### Records from a collection
────────────────────────────────────────

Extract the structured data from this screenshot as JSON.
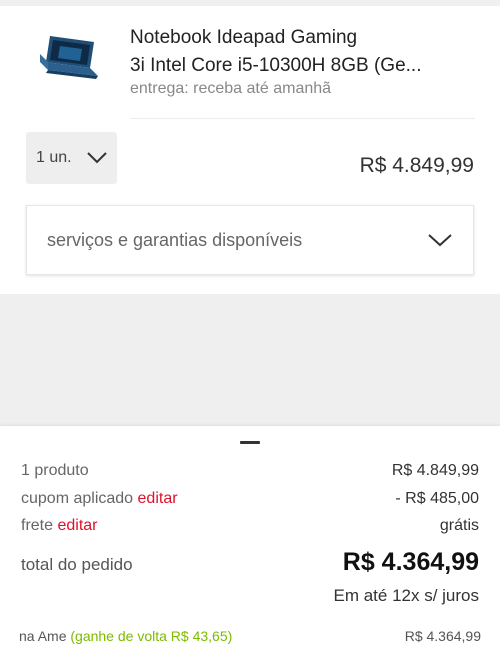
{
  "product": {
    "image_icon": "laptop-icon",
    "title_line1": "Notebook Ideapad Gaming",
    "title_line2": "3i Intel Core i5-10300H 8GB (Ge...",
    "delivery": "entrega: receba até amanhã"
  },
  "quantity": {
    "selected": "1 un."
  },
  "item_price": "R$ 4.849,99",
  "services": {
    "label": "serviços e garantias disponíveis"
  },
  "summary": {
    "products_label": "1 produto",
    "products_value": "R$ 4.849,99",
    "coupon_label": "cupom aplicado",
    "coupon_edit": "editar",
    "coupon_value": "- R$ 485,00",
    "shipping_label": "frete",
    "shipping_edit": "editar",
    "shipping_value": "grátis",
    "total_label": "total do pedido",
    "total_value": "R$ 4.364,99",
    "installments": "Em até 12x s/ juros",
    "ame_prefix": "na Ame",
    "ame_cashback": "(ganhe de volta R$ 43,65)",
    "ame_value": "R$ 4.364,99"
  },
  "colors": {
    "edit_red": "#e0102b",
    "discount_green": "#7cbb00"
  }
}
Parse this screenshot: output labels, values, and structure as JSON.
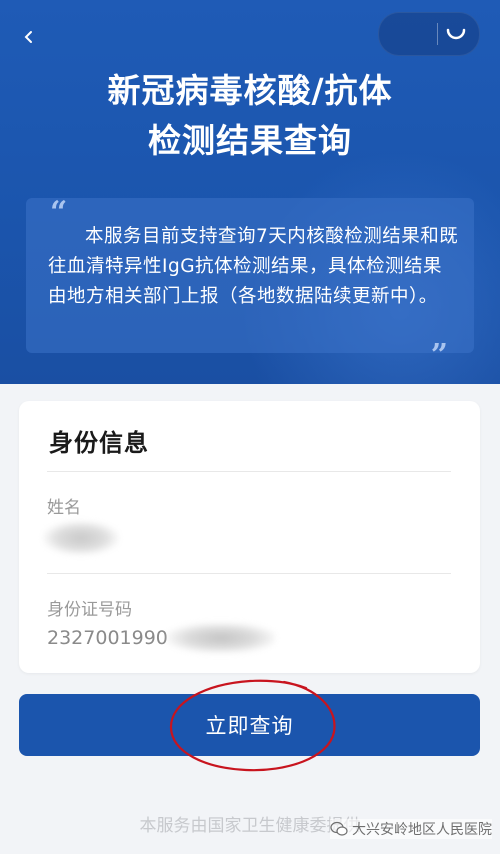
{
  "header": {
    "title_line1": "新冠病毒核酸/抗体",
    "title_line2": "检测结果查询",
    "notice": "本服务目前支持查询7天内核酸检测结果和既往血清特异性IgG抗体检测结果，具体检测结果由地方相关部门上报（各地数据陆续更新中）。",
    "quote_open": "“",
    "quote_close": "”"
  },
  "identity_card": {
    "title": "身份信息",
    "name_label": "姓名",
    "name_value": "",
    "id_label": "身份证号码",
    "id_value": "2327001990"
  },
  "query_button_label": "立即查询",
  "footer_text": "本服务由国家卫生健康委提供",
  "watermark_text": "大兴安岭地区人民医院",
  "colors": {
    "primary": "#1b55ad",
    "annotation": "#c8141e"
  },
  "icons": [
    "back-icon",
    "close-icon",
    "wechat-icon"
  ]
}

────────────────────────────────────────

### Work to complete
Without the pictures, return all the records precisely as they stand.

### Answer box
Extract the structured data from this screenshot as JSON.
{
  "product": {
    "image_icon": "laptop-icon",
    "title_line1": "Notebook Ideapad Gaming",
    "title_line2": "3i Intel Core i5-10300H 8GB (Ge...",
    "delivery": "entrega: receba até amanhã"
  },
  "quantity": {
    "selected": "1 un."
  },
  "item_price": "R$ 4.849,99",
  "services": {
    "label": "serviços e garantias disponíveis"
  },
  "summary": {
    "products_label": "1 produto",
    "products_value": "R$ 4.849,99",
    "coupon_label": "cupom aplicado",
    "coupon_edit": "editar",
    "coupon_value": "- R$ 485,00",
    "shipping_label": "frete",
    "shipping_edit": "editar",
    "shipping_value": "grátis",
    "total_label": "total do pedido",
    "total_value": "R$ 4.364,99",
    "installments": "Em até 12x s/ juros",
    "ame_prefix": "na Ame",
    "ame_cashback": "(ganhe de volta R$ 43,65)",
    "ame_value": "R$ 4.364,99"
  },
  "colors": {
    "edit_red": "#e0102b",
    "discount_green": "#7cbb00"
  }
}
Parse this screenshot: output labels, values, and structure as JSON.
{
  "header": {
    "title_line1": "新冠病毒核酸/抗体",
    "title_line2": "检测结果查询",
    "notice": "本服务目前支持查询7天内核酸检测结果和既往血清特异性IgG抗体检测结果，具体检测结果由地方相关部门上报（各地数据陆续更新中）。",
    "quote_open": "“",
    "quote_close": "”"
  },
  "identity_card": {
    "title": "身份信息",
    "name_label": "姓名",
    "name_value": "",
    "id_label": "身份证号码",
    "id_value": "2327001990"
  },
  "query_button_label": "立即查询",
  "footer_text": "本服务由国家卫生健康委提供",
  "watermark_text": "大兴安岭地区人民医院",
  "colors": {
    "primary": "#1b55ad",
    "annotation": "#c8141e"
  },
  "icons": [
    "back-icon",
    "close-icon",
    "wechat-icon"
  ]
}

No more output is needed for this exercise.